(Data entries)
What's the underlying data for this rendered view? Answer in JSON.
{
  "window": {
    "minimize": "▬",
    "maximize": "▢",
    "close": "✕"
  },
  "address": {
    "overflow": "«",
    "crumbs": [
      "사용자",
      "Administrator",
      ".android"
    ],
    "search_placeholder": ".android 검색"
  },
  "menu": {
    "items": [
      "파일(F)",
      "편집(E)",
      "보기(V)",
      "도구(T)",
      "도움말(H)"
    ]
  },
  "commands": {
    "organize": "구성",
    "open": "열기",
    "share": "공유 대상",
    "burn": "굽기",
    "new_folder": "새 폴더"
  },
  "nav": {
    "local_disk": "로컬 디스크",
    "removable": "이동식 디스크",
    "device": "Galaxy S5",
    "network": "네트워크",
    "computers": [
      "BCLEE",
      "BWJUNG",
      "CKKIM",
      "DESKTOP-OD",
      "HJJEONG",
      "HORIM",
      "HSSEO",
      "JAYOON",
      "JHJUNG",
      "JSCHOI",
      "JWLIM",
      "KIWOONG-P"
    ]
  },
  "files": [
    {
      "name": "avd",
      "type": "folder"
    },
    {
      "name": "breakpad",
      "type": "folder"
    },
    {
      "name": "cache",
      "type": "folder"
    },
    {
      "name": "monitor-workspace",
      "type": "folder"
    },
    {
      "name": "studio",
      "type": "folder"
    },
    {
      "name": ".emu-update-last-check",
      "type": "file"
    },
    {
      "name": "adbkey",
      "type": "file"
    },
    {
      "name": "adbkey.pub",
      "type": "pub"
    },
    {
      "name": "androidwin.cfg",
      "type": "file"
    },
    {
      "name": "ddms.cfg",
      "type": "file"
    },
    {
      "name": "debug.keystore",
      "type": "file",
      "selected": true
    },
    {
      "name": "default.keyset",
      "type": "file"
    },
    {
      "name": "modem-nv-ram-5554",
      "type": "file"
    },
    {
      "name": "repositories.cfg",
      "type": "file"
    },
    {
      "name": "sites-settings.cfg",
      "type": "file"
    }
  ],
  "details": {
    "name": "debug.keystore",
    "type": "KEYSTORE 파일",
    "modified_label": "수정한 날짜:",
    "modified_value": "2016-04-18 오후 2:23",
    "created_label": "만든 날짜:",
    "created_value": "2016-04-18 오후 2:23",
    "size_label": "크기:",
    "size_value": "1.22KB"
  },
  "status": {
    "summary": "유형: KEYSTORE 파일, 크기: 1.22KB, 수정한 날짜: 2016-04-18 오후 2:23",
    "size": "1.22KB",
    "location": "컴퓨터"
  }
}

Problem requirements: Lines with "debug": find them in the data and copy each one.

Solution to this exercise:
      "name": "debug.keystore",
    "name": "debug.keystore",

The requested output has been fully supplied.